■ **INFORMATION**:
* * * * *

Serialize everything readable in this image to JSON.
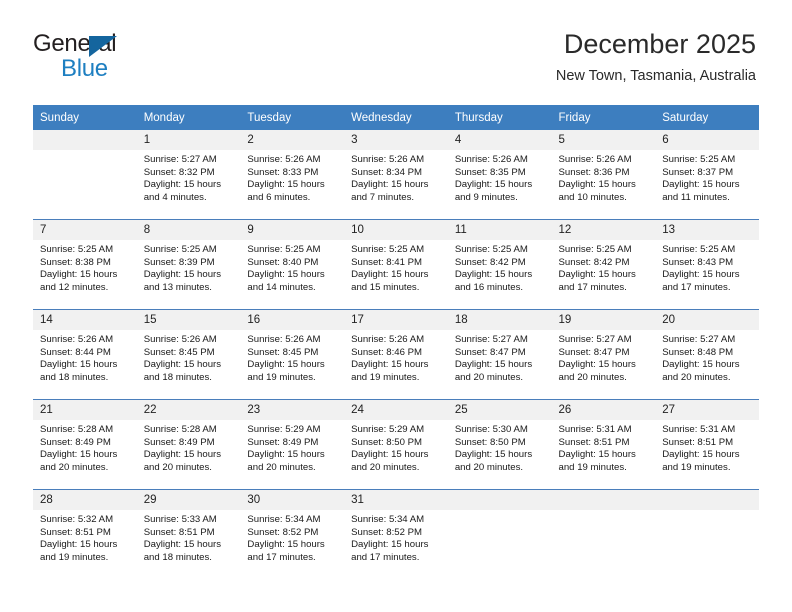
{
  "brand": {
    "name_part1": "General",
    "name_part2": "Blue",
    "triangle_color": "#14659e",
    "blue_color": "#1e7fc1"
  },
  "header": {
    "title": "December 2025",
    "subtitle": "New Town, Tasmania, Australia"
  },
  "theme": {
    "header_blue": "#3d7ebf",
    "row_divider": "#4a7ebb",
    "daynum_band": "#f1f1f1"
  },
  "calendar": {
    "weekday_headers": [
      "Sunday",
      "Monday",
      "Tuesday",
      "Wednesday",
      "Thursday",
      "Friday",
      "Saturday"
    ],
    "weeks": [
      [
        {
          "day": "",
          "sunrise": "",
          "sunset": "",
          "daylight1": "",
          "daylight2": ""
        },
        {
          "day": "1",
          "sunrise": "Sunrise: 5:27 AM",
          "sunset": "Sunset: 8:32 PM",
          "daylight1": "Daylight: 15 hours",
          "daylight2": "and 4 minutes."
        },
        {
          "day": "2",
          "sunrise": "Sunrise: 5:26 AM",
          "sunset": "Sunset: 8:33 PM",
          "daylight1": "Daylight: 15 hours",
          "daylight2": "and 6 minutes."
        },
        {
          "day": "3",
          "sunrise": "Sunrise: 5:26 AM",
          "sunset": "Sunset: 8:34 PM",
          "daylight1": "Daylight: 15 hours",
          "daylight2": "and 7 minutes."
        },
        {
          "day": "4",
          "sunrise": "Sunrise: 5:26 AM",
          "sunset": "Sunset: 8:35 PM",
          "daylight1": "Daylight: 15 hours",
          "daylight2": "and 9 minutes."
        },
        {
          "day": "5",
          "sunrise": "Sunrise: 5:26 AM",
          "sunset": "Sunset: 8:36 PM",
          "daylight1": "Daylight: 15 hours",
          "daylight2": "and 10 minutes."
        },
        {
          "day": "6",
          "sunrise": "Sunrise: 5:25 AM",
          "sunset": "Sunset: 8:37 PM",
          "daylight1": "Daylight: 15 hours",
          "daylight2": "and 11 minutes."
        }
      ],
      [
        {
          "day": "7",
          "sunrise": "Sunrise: 5:25 AM",
          "sunset": "Sunset: 8:38 PM",
          "daylight1": "Daylight: 15 hours",
          "daylight2": "and 12 minutes."
        },
        {
          "day": "8",
          "sunrise": "Sunrise: 5:25 AM",
          "sunset": "Sunset: 8:39 PM",
          "daylight1": "Daylight: 15 hours",
          "daylight2": "and 13 minutes."
        },
        {
          "day": "9",
          "sunrise": "Sunrise: 5:25 AM",
          "sunset": "Sunset: 8:40 PM",
          "daylight1": "Daylight: 15 hours",
          "daylight2": "and 14 minutes."
        },
        {
          "day": "10",
          "sunrise": "Sunrise: 5:25 AM",
          "sunset": "Sunset: 8:41 PM",
          "daylight1": "Daylight: 15 hours",
          "daylight2": "and 15 minutes."
        },
        {
          "day": "11",
          "sunrise": "Sunrise: 5:25 AM",
          "sunset": "Sunset: 8:42 PM",
          "daylight1": "Daylight: 15 hours",
          "daylight2": "and 16 minutes."
        },
        {
          "day": "12",
          "sunrise": "Sunrise: 5:25 AM",
          "sunset": "Sunset: 8:42 PM",
          "daylight1": "Daylight: 15 hours",
          "daylight2": "and 17 minutes."
        },
        {
          "day": "13",
          "sunrise": "Sunrise: 5:25 AM",
          "sunset": "Sunset: 8:43 PM",
          "daylight1": "Daylight: 15 hours",
          "daylight2": "and 17 minutes."
        }
      ],
      [
        {
          "day": "14",
          "sunrise": "Sunrise: 5:26 AM",
          "sunset": "Sunset: 8:44 PM",
          "daylight1": "Daylight: 15 hours",
          "daylight2": "and 18 minutes."
        },
        {
          "day": "15",
          "sunrise": "Sunrise: 5:26 AM",
          "sunset": "Sunset: 8:45 PM",
          "daylight1": "Daylight: 15 hours",
          "daylight2": "and 18 minutes."
        },
        {
          "day": "16",
          "sunrise": "Sunrise: 5:26 AM",
          "sunset": "Sunset: 8:45 PM",
          "daylight1": "Daylight: 15 hours",
          "daylight2": "and 19 minutes."
        },
        {
          "day": "17",
          "sunrise": "Sunrise: 5:26 AM",
          "sunset": "Sunset: 8:46 PM",
          "daylight1": "Daylight: 15 hours",
          "daylight2": "and 19 minutes."
        },
        {
          "day": "18",
          "sunrise": "Sunrise: 5:27 AM",
          "sunset": "Sunset: 8:47 PM",
          "daylight1": "Daylight: 15 hours",
          "daylight2": "and 20 minutes."
        },
        {
          "day": "19",
          "sunrise": "Sunrise: 5:27 AM",
          "sunset": "Sunset: 8:47 PM",
          "daylight1": "Daylight: 15 hours",
          "daylight2": "and 20 minutes."
        },
        {
          "day": "20",
          "sunrise": "Sunrise: 5:27 AM",
          "sunset": "Sunset: 8:48 PM",
          "daylight1": "Daylight: 15 hours",
          "daylight2": "and 20 minutes."
        }
      ],
      [
        {
          "day": "21",
          "sunrise": "Sunrise: 5:28 AM",
          "sunset": "Sunset: 8:49 PM",
          "daylight1": "Daylight: 15 hours",
          "daylight2": "and 20 minutes."
        },
        {
          "day": "22",
          "sunrise": "Sunrise: 5:28 AM",
          "sunset": "Sunset: 8:49 PM",
          "daylight1": "Daylight: 15 hours",
          "daylight2": "and 20 minutes."
        },
        {
          "day": "23",
          "sunrise": "Sunrise: 5:29 AM",
          "sunset": "Sunset: 8:49 PM",
          "daylight1": "Daylight: 15 hours",
          "daylight2": "and 20 minutes."
        },
        {
          "day": "24",
          "sunrise": "Sunrise: 5:29 AM",
          "sunset": "Sunset: 8:50 PM",
          "daylight1": "Daylight: 15 hours",
          "daylight2": "and 20 minutes."
        },
        {
          "day": "25",
          "sunrise": "Sunrise: 5:30 AM",
          "sunset": "Sunset: 8:50 PM",
          "daylight1": "Daylight: 15 hours",
          "daylight2": "and 20 minutes."
        },
        {
          "day": "26",
          "sunrise": "Sunrise: 5:31 AM",
          "sunset": "Sunset: 8:51 PM",
          "daylight1": "Daylight: 15 hours",
          "daylight2": "and 19 minutes."
        },
        {
          "day": "27",
          "sunrise": "Sunrise: 5:31 AM",
          "sunset": "Sunset: 8:51 PM",
          "daylight1": "Daylight: 15 hours",
          "daylight2": "and 19 minutes."
        }
      ],
      [
        {
          "day": "28",
          "sunrise": "Sunrise: 5:32 AM",
          "sunset": "Sunset: 8:51 PM",
          "daylight1": "Daylight: 15 hours",
          "daylight2": "and 19 minutes."
        },
        {
          "day": "29",
          "sunrise": "Sunrise: 5:33 AM",
          "sunset": "Sunset: 8:51 PM",
          "daylight1": "Daylight: 15 hours",
          "daylight2": "and 18 minutes."
        },
        {
          "day": "30",
          "sunrise": "Sunrise: 5:34 AM",
          "sunset": "Sunset: 8:52 PM",
          "daylight1": "Daylight: 15 hours",
          "daylight2": "and 17 minutes."
        },
        {
          "day": "31",
          "sunrise": "Sunrise: 5:34 AM",
          "sunset": "Sunset: 8:52 PM",
          "daylight1": "Daylight: 15 hours",
          "daylight2": "and 17 minutes."
        },
        {
          "day": "",
          "sunrise": "",
          "sunset": "",
          "daylight1": "",
          "daylight2": ""
        },
        {
          "day": "",
          "sunrise": "",
          "sunset": "",
          "daylight1": "",
          "daylight2": ""
        },
        {
          "day": "",
          "sunrise": "",
          "sunset": "",
          "daylight1": "",
          "daylight2": ""
        }
      ]
    ]
  }
}
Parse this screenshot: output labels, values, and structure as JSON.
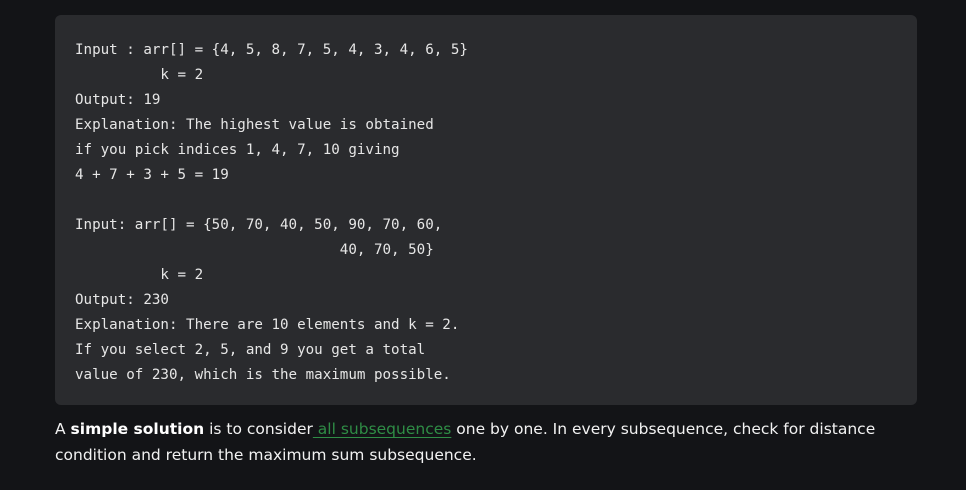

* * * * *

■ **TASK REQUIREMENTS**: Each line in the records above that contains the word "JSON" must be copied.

■ **ANSWER TO THE EXERCISE**:
Serialize everything readable in this image to JSON.
Parse this screenshot: output labels, values, and structure as JSON.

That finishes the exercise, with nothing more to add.